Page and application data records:

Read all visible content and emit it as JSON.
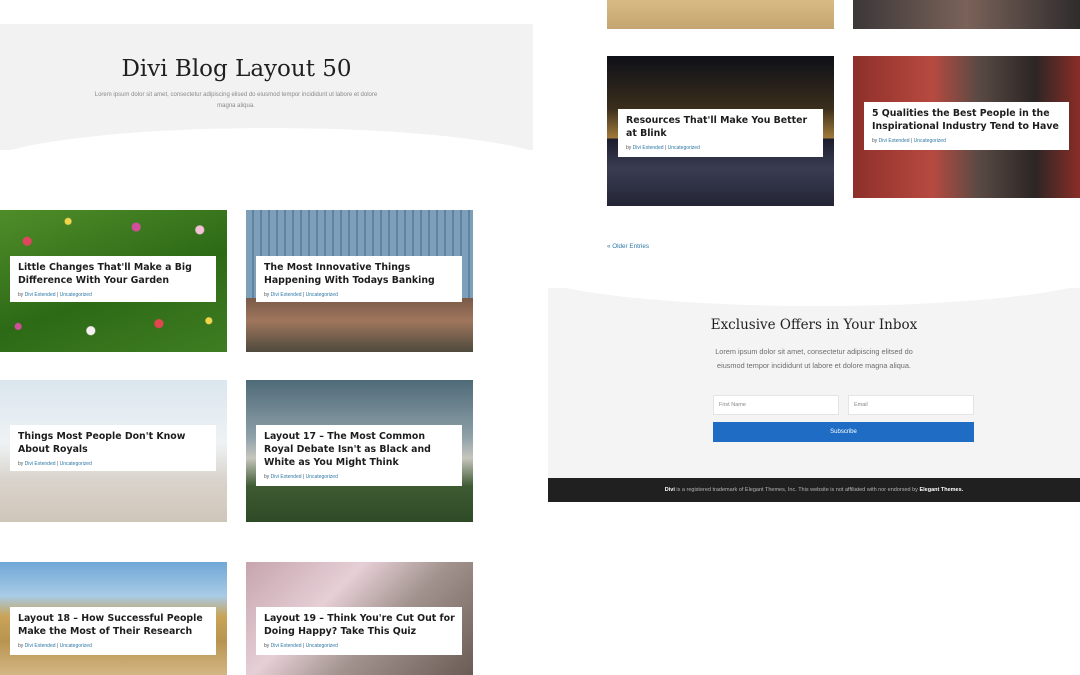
{
  "left": {
    "hero": {
      "title": "Divi Blog Layout 50",
      "subtitle": "Lorem ipsum dolor sit amet, consectetur adipiscing elised do eiusmod tempor incididunt ut labore et dolore magna aliqua."
    },
    "posts": [
      {
        "title": "Little Changes That'll Make a Big Difference With Your Garden",
        "author": "Divi Extended",
        "category": "Uncategorized"
      },
      {
        "title": "The Most Innovative Things Happening With Todays Banking",
        "author": "Divi Extended",
        "category": "Uncategorized"
      },
      {
        "title": "Things Most People Don't Know About Royals",
        "author": "Divi Extended",
        "category": "Uncategorized"
      },
      {
        "title": "Layout 17 – The Most Common Royal Debate Isn't as Black and White as You Might Think",
        "author": "Divi Extended",
        "category": "Uncategorized"
      },
      {
        "title": "Layout 18 – How Successful People Make the Most of Their Research",
        "author": "Divi Extended",
        "category": "Uncategorized"
      },
      {
        "title": "Layout 19 – Think You're Cut Out for Doing Happy? Take This Quiz",
        "author": "Divi Extended",
        "category": "Uncategorized"
      }
    ]
  },
  "right": {
    "posts": [
      {
        "title": "Resources That'll Make You Better at Blink",
        "author": "Divi Extended",
        "category": "Uncategorized"
      },
      {
        "title": "5 Qualities the Best People in the Inspirational Industry Tend to Have",
        "author": "Divi Extended",
        "category": "Uncategorized"
      }
    ],
    "older_entries": "« Older Entries",
    "newsletter": {
      "title": "Exclusive Offers in Your Inbox",
      "text": "Lorem ipsum dolor sit amet, consectetur adipiscing elitsed do eiusmod tempor incididunt ut labore et dolore magna aliqua.",
      "first_name_placeholder": "First Name",
      "email_placeholder": "Email",
      "subscribe_label": "Subscribe"
    },
    "footer": {
      "brand": "Divi",
      "text": "is a registered trademark of Elegant Themes, Inc. This website is not affiliated with nor endorsed by",
      "company": "Elegant Themes."
    }
  },
  "meta_by": "by",
  "meta_sep": "|",
  "colors": {
    "link": "#2e78a6",
    "button": "#1f6cc4",
    "footer_bg": "#202020"
  }
}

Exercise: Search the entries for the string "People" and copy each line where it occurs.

Solution below:
        "title": "Things Most People Don't Know About Royals",
        "title": "Layout 18 – How Successful People Make the Most of Their Research",
        "title": "5 Qualities the Best People in the Inspirational Industry Tend to Have",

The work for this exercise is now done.